→ **AIM OF THE EXERCISE**
Where an entry below contains an image, skip the image and copy the rest exactly.

[Website and app data records]
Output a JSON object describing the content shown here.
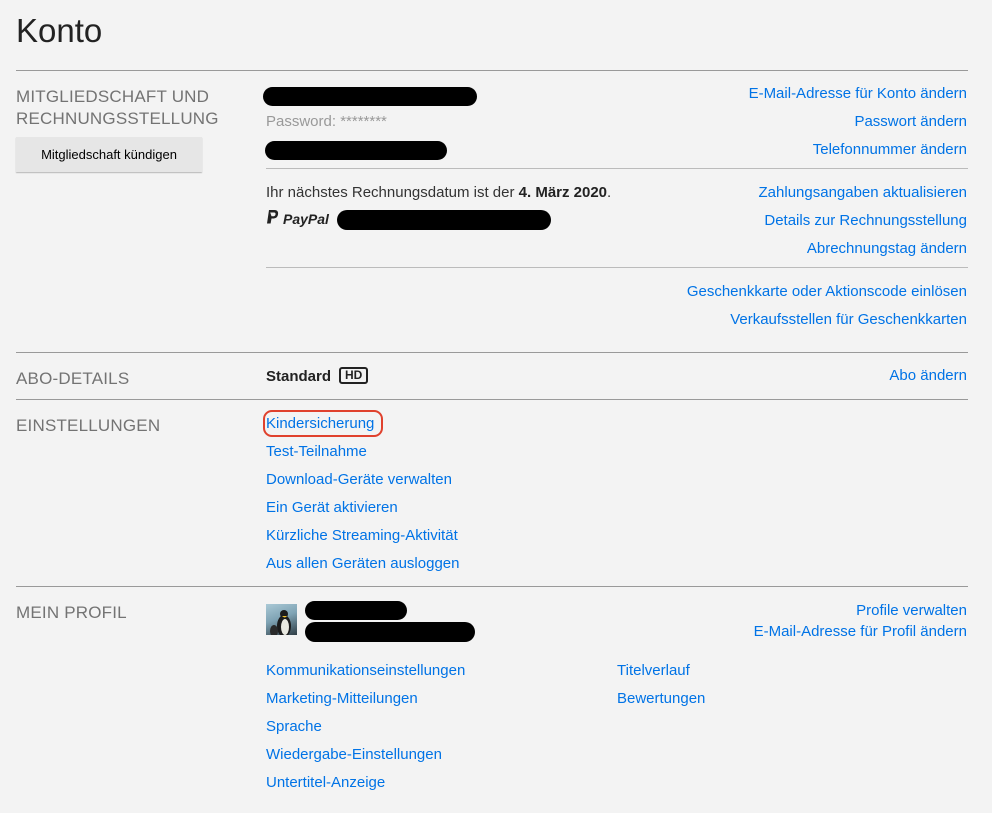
{
  "page": {
    "title": "Konto"
  },
  "membership": {
    "label_line1": "MITGLIEDSCHAFT UND",
    "label_line2": "RECHNUNGSSTELLUNG",
    "cancel_button": "Mitgliedschaft kündigen",
    "password_text": "Password: ********",
    "links": {
      "change_email": "E-Mail-Adresse für Konto ändern",
      "change_password": "Passwort ändern",
      "change_phone": "Telefonnummer ändern",
      "update_payment": "Zahlungsangaben aktualisieren",
      "billing_details": "Details zur Rechnungsstellung",
      "change_billing_day": "Abrechnungstag ändern",
      "redeem_gift": "Geschenkkarte oder Aktionscode einlösen",
      "gift_stores": "Verkaufsstellen für Geschenkkarten"
    },
    "billing_prefix": "Ihr nächstes Rechnungsdatum ist der ",
    "billing_date": "4. März 2020",
    "billing_suffix": ".",
    "payment_method": "PayPal"
  },
  "plan": {
    "label": "ABO-DETAILS",
    "name": "Standard",
    "badge": "HD",
    "change_link": "Abo ändern"
  },
  "settings": {
    "label": "EINSTELLUNGEN",
    "items": [
      "Kindersicherung",
      "Test-Teilnahme",
      "Download-Geräte verwalten",
      "Ein Gerät aktivieren",
      "Kürzliche Streaming-Aktivität",
      "Aus allen Geräten ausloggen"
    ]
  },
  "profile": {
    "label": "MEIN PROFIL",
    "manage_profiles": "Profile verwalten",
    "change_profile_email": "E-Mail-Adresse für Profil ändern",
    "left_links": [
      "Kommunikationseinstellungen",
      "Marketing-Mitteilungen",
      "Sprache",
      "Wiedergabe-Einstellungen",
      "Untertitel-Anzeige"
    ],
    "right_links": [
      "Titelverlauf",
      "Bewertungen"
    ]
  },
  "colors": {
    "link": "#0073e6",
    "background": "#f3f3f3",
    "highlight": "#e0412d"
  }
}
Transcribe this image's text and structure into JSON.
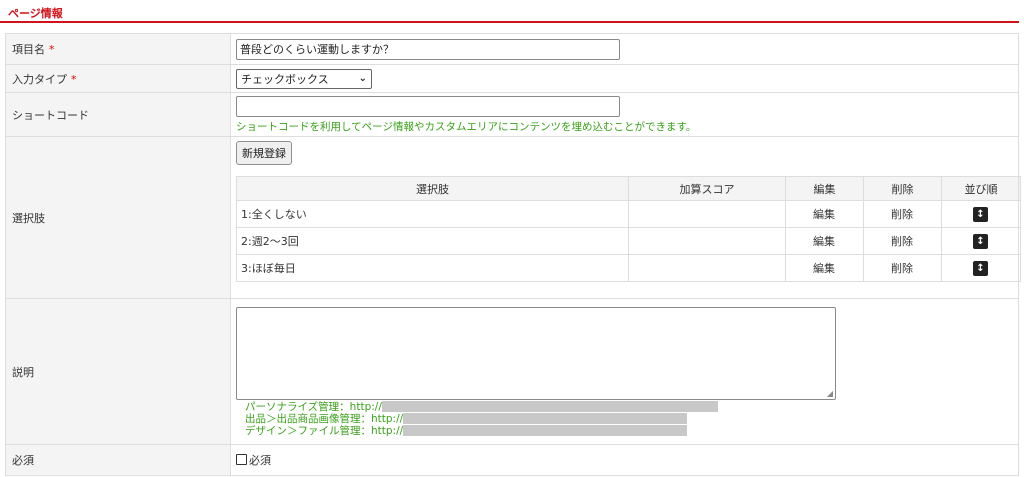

→ **PROBLEM SOLUTION**
Output a JSON object describing the content shown here.
{
  "page": {
    "title": "Konto"
  },
  "membership": {
    "label_line1": "MITGLIEDSCHAFT UND",
    "label_line2": "RECHNUNGSSTELLUNG",
    "cancel_button": "Mitgliedschaft kündigen",
    "password_text": "Password: ********",
    "links": {
      "change_email": "E-Mail-Adresse für Konto ändern",
      "change_password": "Passwort ändern",
      "change_phone": "Telefonnummer ändern",
      "update_payment": "Zahlungsangaben aktualisieren",
      "billing_details": "Details zur Rechnungsstellung",
      "change_billing_day": "Abrechnungstag ändern",
      "redeem_gift": "Geschenkkarte oder Aktionscode einlösen",
      "gift_stores": "Verkaufsstellen für Geschenkkarten"
    },
    "billing_prefix": "Ihr nächstes Rechnungsdatum ist der ",
    "billing_date": "4. März 2020",
    "billing_suffix": ".",
    "payment_method": "PayPal"
  },
  "plan": {
    "label": "ABO-DETAILS",
    "name": "Standard",
    "badge": "HD",
    "change_link": "Abo ändern"
  },
  "settings": {
    "label": "EINSTELLUNGEN",
    "items": [
      "Kindersicherung",
      "Test-Teilnahme",
      "Download-Geräte verwalten",
      "Ein Gerät aktivieren",
      "Kürzliche Streaming-Aktivität",
      "Aus allen Geräten ausloggen"
    ]
  },
  "profile": {
    "label": "MEIN PROFIL",
    "manage_profiles": "Profile verwalten",
    "change_profile_email": "E-Mail-Adresse für Profil ändern",
    "left_links": [
      "Kommunikationseinstellungen",
      "Marketing-Mitteilungen",
      "Sprache",
      "Wiedergabe-Einstellungen",
      "Untertitel-Anzeige"
    ],
    "right_links": [
      "Titelverlauf",
      "Bewertungen"
    ]
  },
  "colors": {
    "link": "#0073e6",
    "background": "#f3f3f3",
    "highlight": "#e0412d"
  }
}
Transcribe this image's text and structure into JSON.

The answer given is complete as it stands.